Fans may be inclined to see the adaptation of the book as a piece of cake – organic Victoria sponge, possibly. After all, Posy Simmonds's wonderful drawings provide film-makers with a readymade storyboard, not to mention the minutest details of facial and physical expressiveness. The most important responsibility facing director Stephen Frears was to secure the right cast, and he hasn't failed it. Gemma Arterton has something of a line drawing about her figure already, and brings to the title character an enchanting mixture of shrewdness, ambition and vulnerability – just what you need to write a girl-about-the-countryside column for The Independent (don't remember her at the Christmas party). Roger Allam is less physically like the book's Nicholas, but he inhabits every other irksome part of him to a T. The complacent tone of voice in which he mollifies Beth ("You're a marvel") and the relish he takes in his minor literary celebrity are both eerily right. When he casually condescends to Glen ("How goes the opus?") you wince for the poor academic and his hugely unpromising book. Simmonds's work is piercingly brilliant on writers in general – their love of gossip, their competitiveness, their sensitivity to slights – and the film honours it assiduously, sometimes in direct quotation. Nicholas holding forth before his coven of literary ladies, for instance: "All the girls gathered there like cups round a teapot" (though it's sad to see Cheryl Campbell among them, barely getting a word in edgeways).
The screenwriter Moira Buffini hasn't tinkered much with the book's dialogue, on the sound reasoning that the original could hardly be improved upon. Perhaps I was too impatient to get back to Tamsin Greig's put-upon meekness and Allam's enthralling vileness, but the younger characters, as in the book, seem to me less compelling. Dominic Cooper is suitably uncouth in eyeliner and tight trousers as Ben – "the drummer from Swipe" – though the idiot rock-star has become a stock figure of comedy. His teen idolaters Jody (Jessica Barden) and Casey (Charlotte Christie) are also little pocketfuls of Posy in looks and language; I loved the former's fantasising about a boyfriend with "lush pecs... but also respectful." But I found a little of their boredom and petulance went a long way.
The film is not entirely slavish to the book, however. While it keeps the original's rhythm, splitting into four seasons, it streamlines the narrative and tidies up the ending. Buffini's script deviates slightly, but most profitably, in enlarging the character of Glen and humanising his droopiness. ("I am a real pantyhose," he tells us early on in the novel). Bill Camp, a stage actor in the US and hardly known at all here, invests him with a wistful, almost Chekhovian spirit of longing, which we are made to hope will be rewarded.
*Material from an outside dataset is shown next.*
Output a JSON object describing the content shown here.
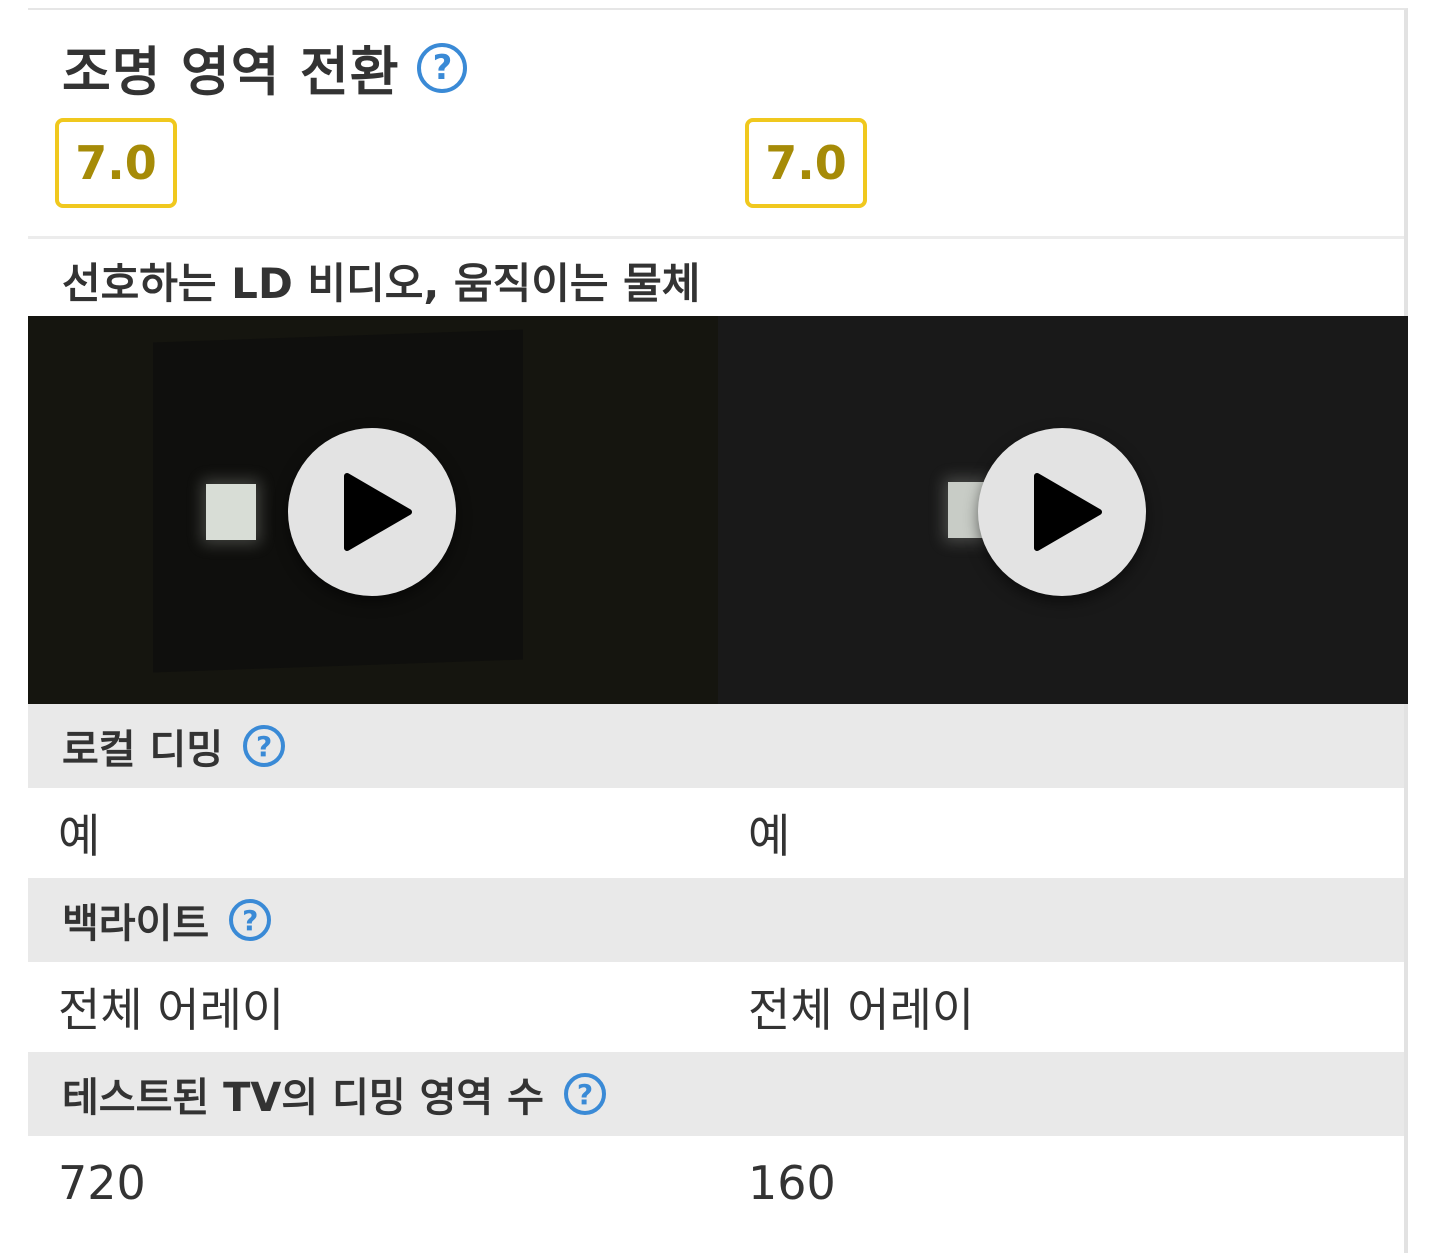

Thomas Hardy, the presiding influence on the book, is only a spectre here, and mostly by coincidence: Arterton played Tess in a recent TV adaptation. Frears and co are less beady, more indulgent than Posy Simmonds, and that's all right. Tamara Drewe is no less an adaptation for being such an open goal. Even with the safety-net of all those great illustrations it could have missed its mark. Lucky for us it didn't.